FIGS. 5 and 6 illustrate an alternate form of the invention wherein a continuous annealing of the wound article is afforded during the winding process. Like numerals have been applied where applicable corresponding to like components described in relation to FIGS. 2-4. In other words, filament portion 40a is illustrated being fed through payout eyelet 44 as the carriage oscillates in the direction of arrows "C" and "D". However, this alternate embodiment of the invention includes a mandrel, generally designated 20a, which has a central non-conductive portion 60 and spaced conductive end portions 62. Payout eyelet 44 is electrically isolated from ground and coupled to a terminal of a power source 58. A power supply 64 terminates between spaced conductive mandrel portions 62 whereby the conductive filament means spanning the conductive mandrel portions, as at 66, are heated to maintain the thermomatrix binder at least partially molten during the winding process to anneal the filament wound composite as it is wound.
In the embodiment of FIG. 5, preferably two direct current power sources 58 and 64 are used. Power source 58 is used to heat filament portion 40a as the filament means is applied to the mandrel. The preferred power source is a constant current source, allowing constant uniform temperature in the delivered filament means regardless of its length. Power source 64 is used to maintain the article temperature allowing the annealing process. The preferred power source 64 is a constant voltage source, allowing constant uniform heat of the article of fixed length.
Alternatively, power sources 58 and 64 may be of alternating current. This would have the advantage of alternating current frequencies being resonant with the molecular frequencies of the thermoplastic binder to enhance the flow characteristics. Both power sources 58 and 64 preferably are constant current and constant voltage, respectively. Both power sources or supplies are phased together to maintain proper control.
FIG. 6 shows the embodiment of FIG. 5 wherein power source 58a may be a direct current source, while power source 64a may be an alternating current source. In this instance, low and high pass filters 68 and 70, respectively, would be employed to decouple the alternating and direct current sources.

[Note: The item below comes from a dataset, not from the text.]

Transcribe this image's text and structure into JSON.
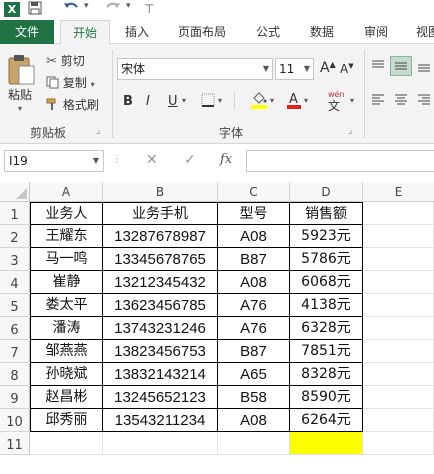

It will be understood that the invention may be embodied in other specific forms without departing from the spirit or central characteristics thereof. The present examples and embodiments, therefore, are to be considered in all respects as illustrative and not restrictive, and the invention is not to be limited to the details given herein.